◆ TO DO
Look through the records below, count the lines with the word "المدرسة", and reply with only the number.

(Extracted data entries)
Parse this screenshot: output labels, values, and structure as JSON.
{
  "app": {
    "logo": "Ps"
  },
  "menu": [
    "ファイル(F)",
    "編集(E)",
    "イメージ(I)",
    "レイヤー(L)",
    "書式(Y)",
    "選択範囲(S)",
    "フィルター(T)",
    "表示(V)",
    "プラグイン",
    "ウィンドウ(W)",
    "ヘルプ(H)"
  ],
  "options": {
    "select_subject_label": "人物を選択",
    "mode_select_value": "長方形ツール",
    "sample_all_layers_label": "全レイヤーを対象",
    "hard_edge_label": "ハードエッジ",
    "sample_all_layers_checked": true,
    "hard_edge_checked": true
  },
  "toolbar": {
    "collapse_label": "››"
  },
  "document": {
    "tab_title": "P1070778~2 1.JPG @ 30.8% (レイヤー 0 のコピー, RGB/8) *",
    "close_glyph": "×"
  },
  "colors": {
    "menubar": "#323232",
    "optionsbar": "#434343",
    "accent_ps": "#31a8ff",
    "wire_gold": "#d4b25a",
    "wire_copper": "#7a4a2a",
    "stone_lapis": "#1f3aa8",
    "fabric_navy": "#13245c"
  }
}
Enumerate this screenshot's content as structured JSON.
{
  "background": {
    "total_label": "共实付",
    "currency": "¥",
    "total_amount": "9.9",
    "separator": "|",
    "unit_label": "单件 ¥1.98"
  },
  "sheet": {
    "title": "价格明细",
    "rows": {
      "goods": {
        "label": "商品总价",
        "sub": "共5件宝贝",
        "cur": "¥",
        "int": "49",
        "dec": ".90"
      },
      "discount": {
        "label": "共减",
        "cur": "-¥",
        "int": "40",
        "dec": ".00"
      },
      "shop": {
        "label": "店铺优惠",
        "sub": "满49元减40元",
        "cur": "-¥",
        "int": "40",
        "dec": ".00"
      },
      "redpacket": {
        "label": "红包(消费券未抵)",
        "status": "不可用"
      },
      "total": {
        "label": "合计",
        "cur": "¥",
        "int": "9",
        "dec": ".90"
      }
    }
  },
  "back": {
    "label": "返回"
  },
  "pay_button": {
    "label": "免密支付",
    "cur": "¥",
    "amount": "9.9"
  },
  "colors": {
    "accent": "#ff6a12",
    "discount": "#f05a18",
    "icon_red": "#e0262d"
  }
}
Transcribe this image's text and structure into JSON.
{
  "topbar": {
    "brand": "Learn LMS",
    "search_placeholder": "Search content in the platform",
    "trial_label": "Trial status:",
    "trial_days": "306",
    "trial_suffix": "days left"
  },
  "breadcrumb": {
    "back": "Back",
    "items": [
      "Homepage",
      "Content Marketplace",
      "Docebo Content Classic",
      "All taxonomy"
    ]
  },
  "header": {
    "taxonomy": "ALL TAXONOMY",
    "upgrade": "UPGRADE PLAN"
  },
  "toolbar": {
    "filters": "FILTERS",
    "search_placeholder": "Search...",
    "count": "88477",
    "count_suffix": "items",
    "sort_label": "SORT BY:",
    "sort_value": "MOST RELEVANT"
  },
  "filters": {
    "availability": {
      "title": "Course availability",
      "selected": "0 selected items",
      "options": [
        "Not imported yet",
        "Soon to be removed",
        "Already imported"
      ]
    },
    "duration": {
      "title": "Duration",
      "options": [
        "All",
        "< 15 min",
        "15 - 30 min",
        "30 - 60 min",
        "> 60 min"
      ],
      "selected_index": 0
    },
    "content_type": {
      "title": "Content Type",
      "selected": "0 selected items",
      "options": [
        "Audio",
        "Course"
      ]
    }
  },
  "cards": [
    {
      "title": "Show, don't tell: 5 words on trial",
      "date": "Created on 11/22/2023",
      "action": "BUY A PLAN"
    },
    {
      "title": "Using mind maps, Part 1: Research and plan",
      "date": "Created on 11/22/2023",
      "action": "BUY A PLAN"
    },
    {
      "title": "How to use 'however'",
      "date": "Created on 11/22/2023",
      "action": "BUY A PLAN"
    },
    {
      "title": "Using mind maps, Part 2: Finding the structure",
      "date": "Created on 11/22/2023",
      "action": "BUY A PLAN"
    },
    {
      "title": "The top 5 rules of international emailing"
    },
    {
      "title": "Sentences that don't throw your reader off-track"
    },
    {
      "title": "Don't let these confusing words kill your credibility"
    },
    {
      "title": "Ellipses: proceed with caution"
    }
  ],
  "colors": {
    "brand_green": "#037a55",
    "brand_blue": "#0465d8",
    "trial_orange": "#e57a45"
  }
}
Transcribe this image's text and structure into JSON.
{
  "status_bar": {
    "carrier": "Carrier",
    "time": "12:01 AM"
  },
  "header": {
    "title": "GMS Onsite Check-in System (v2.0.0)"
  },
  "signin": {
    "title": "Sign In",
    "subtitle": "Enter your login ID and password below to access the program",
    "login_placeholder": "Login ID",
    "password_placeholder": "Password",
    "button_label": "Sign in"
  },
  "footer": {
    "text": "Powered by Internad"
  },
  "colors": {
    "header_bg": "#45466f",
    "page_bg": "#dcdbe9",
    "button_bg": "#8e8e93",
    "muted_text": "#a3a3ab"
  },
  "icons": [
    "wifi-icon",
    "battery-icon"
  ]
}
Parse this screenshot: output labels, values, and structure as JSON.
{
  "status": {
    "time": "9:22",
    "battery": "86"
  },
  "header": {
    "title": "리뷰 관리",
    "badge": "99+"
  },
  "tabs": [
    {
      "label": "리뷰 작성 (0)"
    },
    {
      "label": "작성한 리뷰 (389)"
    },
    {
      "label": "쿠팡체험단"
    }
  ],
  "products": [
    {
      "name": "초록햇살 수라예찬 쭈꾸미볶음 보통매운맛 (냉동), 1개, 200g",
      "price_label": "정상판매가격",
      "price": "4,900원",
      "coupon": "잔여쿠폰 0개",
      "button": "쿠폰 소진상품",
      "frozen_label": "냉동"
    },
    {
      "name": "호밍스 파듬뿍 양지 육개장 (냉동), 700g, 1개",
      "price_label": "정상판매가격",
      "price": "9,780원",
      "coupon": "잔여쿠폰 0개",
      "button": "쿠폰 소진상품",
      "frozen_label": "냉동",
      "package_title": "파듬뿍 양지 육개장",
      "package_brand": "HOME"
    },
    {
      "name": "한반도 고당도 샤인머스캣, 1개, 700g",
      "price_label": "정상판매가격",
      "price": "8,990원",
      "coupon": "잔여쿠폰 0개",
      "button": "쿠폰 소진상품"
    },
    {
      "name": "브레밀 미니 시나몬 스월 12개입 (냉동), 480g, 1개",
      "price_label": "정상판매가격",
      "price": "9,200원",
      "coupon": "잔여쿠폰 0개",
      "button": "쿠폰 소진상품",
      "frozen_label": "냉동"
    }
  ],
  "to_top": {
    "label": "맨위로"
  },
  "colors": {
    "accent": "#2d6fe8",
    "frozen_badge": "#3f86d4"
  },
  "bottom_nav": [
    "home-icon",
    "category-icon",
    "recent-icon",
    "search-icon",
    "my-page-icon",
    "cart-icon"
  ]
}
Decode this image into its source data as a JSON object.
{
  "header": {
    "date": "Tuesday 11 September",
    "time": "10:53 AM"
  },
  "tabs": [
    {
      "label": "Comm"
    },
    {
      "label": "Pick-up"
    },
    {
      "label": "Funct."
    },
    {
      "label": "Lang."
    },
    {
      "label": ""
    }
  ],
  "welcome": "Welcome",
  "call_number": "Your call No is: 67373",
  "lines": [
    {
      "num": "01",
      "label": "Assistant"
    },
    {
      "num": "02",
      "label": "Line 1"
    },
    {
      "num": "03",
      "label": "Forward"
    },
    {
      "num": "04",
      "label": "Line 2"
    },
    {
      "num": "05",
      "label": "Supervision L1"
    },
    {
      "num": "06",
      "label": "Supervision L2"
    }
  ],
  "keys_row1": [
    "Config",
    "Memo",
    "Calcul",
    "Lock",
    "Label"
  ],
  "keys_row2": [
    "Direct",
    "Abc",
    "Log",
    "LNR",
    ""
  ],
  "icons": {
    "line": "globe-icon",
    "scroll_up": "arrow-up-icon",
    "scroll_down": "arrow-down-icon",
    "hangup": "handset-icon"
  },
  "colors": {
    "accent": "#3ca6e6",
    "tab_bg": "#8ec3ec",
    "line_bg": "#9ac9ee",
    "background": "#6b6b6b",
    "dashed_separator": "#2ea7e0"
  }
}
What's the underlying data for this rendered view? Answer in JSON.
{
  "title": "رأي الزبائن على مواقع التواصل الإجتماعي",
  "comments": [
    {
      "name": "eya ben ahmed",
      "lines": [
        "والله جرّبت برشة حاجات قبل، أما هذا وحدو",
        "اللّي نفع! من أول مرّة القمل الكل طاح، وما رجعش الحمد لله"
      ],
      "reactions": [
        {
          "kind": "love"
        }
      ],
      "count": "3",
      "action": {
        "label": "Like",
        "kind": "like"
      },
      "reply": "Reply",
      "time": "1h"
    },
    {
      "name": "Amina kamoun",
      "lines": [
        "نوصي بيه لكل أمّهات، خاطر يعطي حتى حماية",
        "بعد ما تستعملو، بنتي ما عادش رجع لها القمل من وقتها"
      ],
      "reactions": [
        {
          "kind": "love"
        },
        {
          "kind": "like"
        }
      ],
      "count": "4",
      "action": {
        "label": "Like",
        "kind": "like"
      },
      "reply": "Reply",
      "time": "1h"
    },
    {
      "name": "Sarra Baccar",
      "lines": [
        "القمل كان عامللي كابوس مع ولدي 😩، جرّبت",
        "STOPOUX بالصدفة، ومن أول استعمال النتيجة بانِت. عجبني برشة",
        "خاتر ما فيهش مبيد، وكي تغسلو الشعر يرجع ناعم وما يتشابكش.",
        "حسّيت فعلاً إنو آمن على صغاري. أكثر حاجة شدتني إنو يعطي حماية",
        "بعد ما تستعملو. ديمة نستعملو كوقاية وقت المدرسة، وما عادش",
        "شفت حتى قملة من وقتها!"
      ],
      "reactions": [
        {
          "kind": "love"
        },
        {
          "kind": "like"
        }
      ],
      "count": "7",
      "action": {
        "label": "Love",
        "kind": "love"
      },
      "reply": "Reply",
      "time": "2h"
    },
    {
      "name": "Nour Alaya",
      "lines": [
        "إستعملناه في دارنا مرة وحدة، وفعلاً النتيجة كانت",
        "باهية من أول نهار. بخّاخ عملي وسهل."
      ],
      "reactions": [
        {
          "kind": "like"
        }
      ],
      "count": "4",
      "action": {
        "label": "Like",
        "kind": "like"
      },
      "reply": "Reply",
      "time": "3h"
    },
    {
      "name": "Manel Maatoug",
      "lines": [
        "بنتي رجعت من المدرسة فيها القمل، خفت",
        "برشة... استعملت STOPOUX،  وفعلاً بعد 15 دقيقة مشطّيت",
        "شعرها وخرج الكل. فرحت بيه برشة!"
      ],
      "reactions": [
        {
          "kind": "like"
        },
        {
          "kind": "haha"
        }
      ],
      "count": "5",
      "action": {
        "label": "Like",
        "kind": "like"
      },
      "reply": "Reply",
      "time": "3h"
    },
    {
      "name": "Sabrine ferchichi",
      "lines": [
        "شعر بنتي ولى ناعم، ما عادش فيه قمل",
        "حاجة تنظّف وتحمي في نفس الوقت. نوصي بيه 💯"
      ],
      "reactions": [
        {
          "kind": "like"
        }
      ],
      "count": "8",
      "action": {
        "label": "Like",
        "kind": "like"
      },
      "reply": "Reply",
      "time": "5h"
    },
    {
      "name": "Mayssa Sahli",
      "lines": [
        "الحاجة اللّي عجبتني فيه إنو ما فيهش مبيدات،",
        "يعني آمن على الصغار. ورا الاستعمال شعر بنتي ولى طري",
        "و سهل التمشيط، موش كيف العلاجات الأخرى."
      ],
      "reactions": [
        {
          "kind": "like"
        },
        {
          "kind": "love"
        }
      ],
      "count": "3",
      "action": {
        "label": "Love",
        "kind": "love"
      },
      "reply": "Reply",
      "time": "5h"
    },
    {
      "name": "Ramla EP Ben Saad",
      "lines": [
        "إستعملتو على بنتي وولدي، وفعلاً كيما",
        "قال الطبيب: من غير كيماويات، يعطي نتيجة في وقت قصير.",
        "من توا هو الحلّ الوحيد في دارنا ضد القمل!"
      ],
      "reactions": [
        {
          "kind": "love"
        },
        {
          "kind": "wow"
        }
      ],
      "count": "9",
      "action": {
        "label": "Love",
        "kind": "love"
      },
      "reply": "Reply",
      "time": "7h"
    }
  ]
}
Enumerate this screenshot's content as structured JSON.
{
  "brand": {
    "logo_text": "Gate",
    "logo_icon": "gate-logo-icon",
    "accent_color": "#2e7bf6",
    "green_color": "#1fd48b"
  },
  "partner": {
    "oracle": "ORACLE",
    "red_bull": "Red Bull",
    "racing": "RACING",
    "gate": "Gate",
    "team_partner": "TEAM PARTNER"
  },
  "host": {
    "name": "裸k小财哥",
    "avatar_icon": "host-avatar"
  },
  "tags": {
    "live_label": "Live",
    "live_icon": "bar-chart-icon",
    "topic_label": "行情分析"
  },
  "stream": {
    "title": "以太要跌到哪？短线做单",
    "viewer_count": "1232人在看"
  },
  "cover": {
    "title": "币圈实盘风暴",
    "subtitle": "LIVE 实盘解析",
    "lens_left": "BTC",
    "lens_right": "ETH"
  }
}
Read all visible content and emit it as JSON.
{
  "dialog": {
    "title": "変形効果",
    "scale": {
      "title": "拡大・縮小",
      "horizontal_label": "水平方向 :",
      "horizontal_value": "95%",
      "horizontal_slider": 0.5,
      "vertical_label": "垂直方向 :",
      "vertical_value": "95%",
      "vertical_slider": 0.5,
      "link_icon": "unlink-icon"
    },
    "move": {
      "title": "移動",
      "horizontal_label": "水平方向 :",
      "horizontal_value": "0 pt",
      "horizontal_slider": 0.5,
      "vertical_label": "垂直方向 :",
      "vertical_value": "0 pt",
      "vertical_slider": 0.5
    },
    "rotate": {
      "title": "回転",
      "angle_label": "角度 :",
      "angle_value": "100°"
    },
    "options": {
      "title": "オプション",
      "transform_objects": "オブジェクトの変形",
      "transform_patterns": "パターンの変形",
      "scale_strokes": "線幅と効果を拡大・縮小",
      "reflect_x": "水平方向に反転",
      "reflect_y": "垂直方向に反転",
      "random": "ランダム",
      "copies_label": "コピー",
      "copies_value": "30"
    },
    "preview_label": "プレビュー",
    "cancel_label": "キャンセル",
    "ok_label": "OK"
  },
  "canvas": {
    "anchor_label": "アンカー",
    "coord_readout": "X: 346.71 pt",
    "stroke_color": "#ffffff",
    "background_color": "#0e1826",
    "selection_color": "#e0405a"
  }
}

◆ EXPECTED ANSWER
2